Top of Material shown

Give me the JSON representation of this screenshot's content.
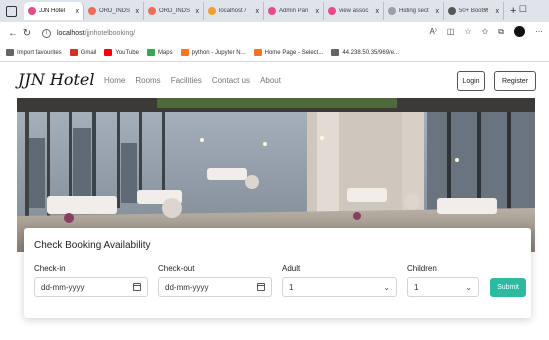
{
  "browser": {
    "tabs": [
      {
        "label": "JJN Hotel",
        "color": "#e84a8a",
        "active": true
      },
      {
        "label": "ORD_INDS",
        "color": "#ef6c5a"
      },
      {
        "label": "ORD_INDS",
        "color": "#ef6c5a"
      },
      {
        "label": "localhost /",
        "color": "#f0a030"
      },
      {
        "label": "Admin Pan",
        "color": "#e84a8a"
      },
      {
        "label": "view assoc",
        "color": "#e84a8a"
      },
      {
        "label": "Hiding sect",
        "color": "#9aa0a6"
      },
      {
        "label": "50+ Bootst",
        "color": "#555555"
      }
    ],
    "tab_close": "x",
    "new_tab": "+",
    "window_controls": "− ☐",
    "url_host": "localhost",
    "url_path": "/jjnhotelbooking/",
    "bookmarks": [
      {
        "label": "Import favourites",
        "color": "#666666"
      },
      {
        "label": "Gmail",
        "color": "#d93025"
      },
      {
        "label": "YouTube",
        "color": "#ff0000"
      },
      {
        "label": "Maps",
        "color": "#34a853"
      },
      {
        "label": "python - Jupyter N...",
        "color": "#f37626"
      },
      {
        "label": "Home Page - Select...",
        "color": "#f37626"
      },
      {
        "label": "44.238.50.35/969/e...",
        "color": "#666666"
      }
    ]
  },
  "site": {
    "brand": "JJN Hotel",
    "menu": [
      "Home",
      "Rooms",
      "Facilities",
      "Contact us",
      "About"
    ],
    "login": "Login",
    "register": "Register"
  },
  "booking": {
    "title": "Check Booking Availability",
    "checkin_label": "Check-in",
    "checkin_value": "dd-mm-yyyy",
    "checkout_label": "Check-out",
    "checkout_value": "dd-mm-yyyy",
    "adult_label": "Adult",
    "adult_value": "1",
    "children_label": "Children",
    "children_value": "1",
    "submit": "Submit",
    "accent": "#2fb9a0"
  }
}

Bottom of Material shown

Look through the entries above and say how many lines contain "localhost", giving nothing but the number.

2